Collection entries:
Start of Block
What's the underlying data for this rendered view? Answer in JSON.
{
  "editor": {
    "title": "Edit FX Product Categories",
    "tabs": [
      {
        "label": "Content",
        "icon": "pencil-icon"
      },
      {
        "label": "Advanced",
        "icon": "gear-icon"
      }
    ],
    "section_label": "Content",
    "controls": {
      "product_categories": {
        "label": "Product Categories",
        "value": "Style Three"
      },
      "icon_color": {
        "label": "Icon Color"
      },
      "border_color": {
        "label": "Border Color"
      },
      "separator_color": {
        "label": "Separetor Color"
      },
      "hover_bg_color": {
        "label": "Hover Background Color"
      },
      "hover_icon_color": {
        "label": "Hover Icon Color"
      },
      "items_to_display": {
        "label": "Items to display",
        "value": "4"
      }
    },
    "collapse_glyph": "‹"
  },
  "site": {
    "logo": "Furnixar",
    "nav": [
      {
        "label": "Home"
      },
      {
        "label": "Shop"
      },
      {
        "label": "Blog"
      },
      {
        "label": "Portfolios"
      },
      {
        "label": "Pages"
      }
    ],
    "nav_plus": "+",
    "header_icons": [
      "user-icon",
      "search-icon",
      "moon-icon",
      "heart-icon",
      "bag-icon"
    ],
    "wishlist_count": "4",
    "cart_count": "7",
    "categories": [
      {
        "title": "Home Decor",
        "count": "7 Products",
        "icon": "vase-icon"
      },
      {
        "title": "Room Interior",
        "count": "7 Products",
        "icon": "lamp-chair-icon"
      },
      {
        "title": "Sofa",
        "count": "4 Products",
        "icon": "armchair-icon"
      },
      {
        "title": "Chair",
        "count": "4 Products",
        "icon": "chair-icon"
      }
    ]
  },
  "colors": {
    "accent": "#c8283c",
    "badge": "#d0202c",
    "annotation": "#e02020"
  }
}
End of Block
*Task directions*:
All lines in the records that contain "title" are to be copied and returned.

*Final answer*:
    "title": "Edit FX Product Categories",
        "title": "Home Decor",
        "title": "Room Interior",
        "title": "Sofa",
        "title": "Chair",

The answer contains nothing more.